I wrote this piece in early 2013, but it’s worth dusting off. Doesn’t age much.
The world is in a currency war. What is that? It’s when governments devalue their currencies in order to protect domestic industries against foreign competition. They believe that if their exchange rate is weaker domestic producers will be able to export more products overseas because they can price their product cheaply to foreigners yet still receive a handsome price in local currency terms. They also believe that a weaker currency will protect domestic producers from foreign import competition since foreigners have to price their product more expensively in the local market just to receive the same amount in their own currency terms.
How do countries go about devaluing their currencies?
Well, they either print more of it into existence (since it’s only paper) or they make interest rates excessively low so that banks lend more money. When banks lend money they actually create the loans out of thin air and those loans are credited to borrowers’ accounts as if it were money or currency, and spent into the system.

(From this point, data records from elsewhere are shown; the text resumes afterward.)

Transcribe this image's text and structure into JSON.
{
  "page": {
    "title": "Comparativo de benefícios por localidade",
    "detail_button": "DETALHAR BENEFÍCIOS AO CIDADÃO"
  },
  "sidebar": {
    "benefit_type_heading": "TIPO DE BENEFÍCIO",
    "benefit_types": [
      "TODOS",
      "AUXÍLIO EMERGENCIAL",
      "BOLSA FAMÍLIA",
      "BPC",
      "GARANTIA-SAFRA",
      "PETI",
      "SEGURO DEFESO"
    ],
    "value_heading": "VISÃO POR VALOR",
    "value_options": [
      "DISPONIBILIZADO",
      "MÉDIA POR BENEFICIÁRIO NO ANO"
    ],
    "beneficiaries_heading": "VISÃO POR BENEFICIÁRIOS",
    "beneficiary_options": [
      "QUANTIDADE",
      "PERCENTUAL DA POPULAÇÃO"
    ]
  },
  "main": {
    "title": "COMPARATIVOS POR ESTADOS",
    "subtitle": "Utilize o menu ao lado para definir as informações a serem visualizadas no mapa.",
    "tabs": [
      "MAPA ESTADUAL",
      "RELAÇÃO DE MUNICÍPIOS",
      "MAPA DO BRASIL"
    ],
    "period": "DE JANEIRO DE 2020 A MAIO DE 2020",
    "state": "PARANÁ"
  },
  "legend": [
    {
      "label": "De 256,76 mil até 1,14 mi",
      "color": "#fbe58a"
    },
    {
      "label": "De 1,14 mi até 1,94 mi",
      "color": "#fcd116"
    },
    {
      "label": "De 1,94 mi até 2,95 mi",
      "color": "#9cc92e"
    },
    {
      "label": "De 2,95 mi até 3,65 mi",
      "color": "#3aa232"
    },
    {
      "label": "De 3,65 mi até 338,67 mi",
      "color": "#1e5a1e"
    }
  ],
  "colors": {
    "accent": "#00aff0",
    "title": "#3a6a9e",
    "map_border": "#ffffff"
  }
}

Either way, the supply of that particular currency increases, and we know that the more of something there is the less everyone tends to value it.
Each country is trying to devalue a little faster than every other country to gain this advantage. One country moves, then another responds to neutralise it. And this gets repeated, again and again. No one actually ‘wins’ the currency war, yet all currencies are devalued in the fight. Exchange rates between currencies tend to mask this currency devaluation since if two currencies are being devalued at a similar pace the exchange rate between them is unlikely to change much. Take for example the rand/dollar exchange rate. For the past 10 years it has fluctuated roughly around R7.50/dollar. However, because both South Africa and America are fighting the currency war, this relatively unchanged exchange rate in 10 years masks a great deal of devaluation. The best way to see the devaluation is to price each currency in terms of something that isn’t being devalued. What isn’t being devalued? Well, obviously it tends to be things whose supply is not increasing, or at least increasing very little, like gold or vintage collector stamps or water. The exchange rates between the rand and gold, and the dollar and gold, for example changed from R3,000/ounce and $350/ounce respectively at the start of 2003, to R14,200/ounce and $1,650/ounce in 2013. In other words, both currencies have lost 80% of their value against something that wasn’t being devalued – in just 10 years.
This highlights the key feature of the currency war: Over time no one wins but currencies are collectively destroyed in the process. When currencies weaken relative to things that aren’t being devalued, this is called price inflation. Price inflation benefits those in society who are able to protect themselves from it already, usually the wealthy. It tends to harm those least able to protect themselves from it, usually the poor. Hence, the currency war is deeply harmful to the poorest in society without conferring any overall economic benefit. All the while the cost of living increases. Moreover, when the value of currencies is destroyed, people are discouraged from saving. Without savings, people become more vulnerable in lean times and can never accumulate wealth.
Low interest rates, special incentives for banks to lend money, subsidised lending programmes, quantitative easing, money printing, bank bailouts, government deficits and all other kinds of economic ‘stimulus’ efforts basically have one overarching goal in mind: to weaken the currency. These are all weapons of the currency war, which, as we have seen, is primarily a war on the poor.